WHAT IS BEING ASKED — Which lines below include the string "Default"? Please show each one.

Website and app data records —
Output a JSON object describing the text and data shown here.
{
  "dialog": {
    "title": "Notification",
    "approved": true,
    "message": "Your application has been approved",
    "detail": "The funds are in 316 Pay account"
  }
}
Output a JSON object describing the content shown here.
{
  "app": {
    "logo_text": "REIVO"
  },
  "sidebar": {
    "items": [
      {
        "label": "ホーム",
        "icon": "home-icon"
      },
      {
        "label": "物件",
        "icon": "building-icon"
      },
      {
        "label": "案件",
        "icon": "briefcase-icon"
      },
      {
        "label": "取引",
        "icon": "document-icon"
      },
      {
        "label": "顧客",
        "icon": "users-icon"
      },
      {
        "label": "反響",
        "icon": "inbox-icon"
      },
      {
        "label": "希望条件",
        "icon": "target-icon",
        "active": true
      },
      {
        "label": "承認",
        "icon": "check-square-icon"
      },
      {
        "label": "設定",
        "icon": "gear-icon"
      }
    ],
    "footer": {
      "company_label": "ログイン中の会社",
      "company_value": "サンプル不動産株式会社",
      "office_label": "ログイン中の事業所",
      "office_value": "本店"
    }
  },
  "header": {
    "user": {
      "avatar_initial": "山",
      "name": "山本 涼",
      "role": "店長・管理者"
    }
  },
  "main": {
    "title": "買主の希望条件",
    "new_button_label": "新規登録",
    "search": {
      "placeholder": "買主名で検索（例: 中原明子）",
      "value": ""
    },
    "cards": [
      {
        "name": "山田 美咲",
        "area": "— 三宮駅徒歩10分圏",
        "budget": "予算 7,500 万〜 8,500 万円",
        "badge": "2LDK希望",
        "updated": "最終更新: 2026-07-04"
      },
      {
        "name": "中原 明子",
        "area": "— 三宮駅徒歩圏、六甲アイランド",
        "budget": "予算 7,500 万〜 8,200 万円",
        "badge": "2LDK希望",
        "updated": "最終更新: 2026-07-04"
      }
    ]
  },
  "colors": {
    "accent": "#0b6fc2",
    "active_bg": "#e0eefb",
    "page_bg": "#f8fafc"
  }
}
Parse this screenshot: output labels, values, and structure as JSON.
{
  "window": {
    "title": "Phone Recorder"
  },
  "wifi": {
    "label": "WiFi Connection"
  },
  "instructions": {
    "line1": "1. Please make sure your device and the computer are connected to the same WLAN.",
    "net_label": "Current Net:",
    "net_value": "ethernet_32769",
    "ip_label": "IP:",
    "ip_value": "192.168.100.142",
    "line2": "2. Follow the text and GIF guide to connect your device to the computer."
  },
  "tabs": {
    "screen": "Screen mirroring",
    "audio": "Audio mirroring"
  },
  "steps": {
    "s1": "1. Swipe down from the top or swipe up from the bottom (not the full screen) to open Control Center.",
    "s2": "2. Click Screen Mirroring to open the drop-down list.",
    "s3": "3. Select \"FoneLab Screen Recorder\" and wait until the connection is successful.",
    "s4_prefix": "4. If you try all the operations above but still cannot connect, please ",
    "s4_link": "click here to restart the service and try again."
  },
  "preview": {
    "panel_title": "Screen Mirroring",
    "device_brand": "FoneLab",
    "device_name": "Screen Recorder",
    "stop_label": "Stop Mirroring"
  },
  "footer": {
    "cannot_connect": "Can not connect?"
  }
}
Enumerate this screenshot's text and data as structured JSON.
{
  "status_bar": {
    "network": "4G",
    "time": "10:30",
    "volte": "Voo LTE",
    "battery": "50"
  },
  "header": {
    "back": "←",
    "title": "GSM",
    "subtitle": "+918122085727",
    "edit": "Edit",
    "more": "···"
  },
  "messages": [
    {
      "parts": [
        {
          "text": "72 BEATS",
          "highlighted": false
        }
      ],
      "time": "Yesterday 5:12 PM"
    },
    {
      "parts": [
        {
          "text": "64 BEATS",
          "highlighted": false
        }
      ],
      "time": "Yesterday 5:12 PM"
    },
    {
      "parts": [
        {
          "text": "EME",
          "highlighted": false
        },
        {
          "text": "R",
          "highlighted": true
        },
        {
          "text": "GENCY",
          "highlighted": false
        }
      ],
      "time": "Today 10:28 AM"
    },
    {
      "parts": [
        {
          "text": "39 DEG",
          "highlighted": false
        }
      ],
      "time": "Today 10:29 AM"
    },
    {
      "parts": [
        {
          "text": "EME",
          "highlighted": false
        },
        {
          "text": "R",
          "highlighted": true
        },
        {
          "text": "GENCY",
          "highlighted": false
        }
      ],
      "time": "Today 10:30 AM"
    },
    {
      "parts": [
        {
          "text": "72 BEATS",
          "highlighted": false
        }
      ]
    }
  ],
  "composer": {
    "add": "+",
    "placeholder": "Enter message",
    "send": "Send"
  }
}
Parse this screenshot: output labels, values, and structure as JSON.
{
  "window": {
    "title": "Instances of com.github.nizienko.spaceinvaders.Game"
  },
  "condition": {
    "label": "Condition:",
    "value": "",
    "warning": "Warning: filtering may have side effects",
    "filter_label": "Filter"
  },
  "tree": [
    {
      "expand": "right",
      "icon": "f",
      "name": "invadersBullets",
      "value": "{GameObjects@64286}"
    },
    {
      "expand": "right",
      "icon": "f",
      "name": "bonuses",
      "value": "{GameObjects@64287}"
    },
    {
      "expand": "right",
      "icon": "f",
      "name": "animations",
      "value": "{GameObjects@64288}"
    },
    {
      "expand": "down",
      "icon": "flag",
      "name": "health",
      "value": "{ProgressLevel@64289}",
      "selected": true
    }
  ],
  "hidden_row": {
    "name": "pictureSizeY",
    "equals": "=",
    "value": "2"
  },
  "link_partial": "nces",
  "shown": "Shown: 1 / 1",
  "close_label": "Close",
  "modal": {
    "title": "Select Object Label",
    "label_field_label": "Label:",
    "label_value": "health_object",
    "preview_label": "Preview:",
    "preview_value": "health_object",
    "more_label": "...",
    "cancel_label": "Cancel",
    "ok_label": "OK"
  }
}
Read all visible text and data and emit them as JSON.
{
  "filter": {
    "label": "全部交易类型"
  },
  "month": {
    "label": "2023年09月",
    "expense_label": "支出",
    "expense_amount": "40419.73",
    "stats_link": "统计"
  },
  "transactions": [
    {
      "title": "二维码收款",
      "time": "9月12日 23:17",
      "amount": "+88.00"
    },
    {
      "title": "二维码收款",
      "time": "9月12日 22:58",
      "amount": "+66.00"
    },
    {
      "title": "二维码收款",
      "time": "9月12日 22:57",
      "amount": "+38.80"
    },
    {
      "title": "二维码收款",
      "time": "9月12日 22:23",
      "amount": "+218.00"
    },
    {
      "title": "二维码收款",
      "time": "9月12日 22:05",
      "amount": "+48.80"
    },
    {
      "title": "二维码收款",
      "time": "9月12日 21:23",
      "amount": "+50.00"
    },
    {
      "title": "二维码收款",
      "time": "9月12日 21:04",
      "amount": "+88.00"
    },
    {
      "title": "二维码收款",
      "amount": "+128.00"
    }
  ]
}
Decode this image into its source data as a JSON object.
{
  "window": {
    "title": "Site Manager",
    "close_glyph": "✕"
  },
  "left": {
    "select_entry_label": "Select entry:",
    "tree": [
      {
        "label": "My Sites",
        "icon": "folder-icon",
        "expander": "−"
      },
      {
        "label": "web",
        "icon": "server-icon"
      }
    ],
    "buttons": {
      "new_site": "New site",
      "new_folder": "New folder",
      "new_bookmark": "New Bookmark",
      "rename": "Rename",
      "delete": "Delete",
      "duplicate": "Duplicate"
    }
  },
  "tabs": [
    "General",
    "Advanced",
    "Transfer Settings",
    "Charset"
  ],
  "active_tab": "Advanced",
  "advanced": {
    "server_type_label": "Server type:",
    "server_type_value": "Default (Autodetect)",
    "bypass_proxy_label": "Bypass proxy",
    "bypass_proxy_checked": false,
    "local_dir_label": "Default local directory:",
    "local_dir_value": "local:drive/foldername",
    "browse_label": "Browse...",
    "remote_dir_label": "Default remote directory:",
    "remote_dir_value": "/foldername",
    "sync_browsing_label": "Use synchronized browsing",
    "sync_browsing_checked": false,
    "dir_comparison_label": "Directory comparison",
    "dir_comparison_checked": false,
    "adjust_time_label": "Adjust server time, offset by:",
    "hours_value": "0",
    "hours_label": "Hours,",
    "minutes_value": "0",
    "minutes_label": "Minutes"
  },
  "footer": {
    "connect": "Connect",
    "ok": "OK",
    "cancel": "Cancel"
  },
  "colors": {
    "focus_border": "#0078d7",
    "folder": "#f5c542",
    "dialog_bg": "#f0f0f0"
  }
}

TASK SOLUTION —
    "server_type_value": "Default (Autodetect)",
    "local_dir_label": "Default local directory:",
    "remote_dir_label": "Default remote directory:",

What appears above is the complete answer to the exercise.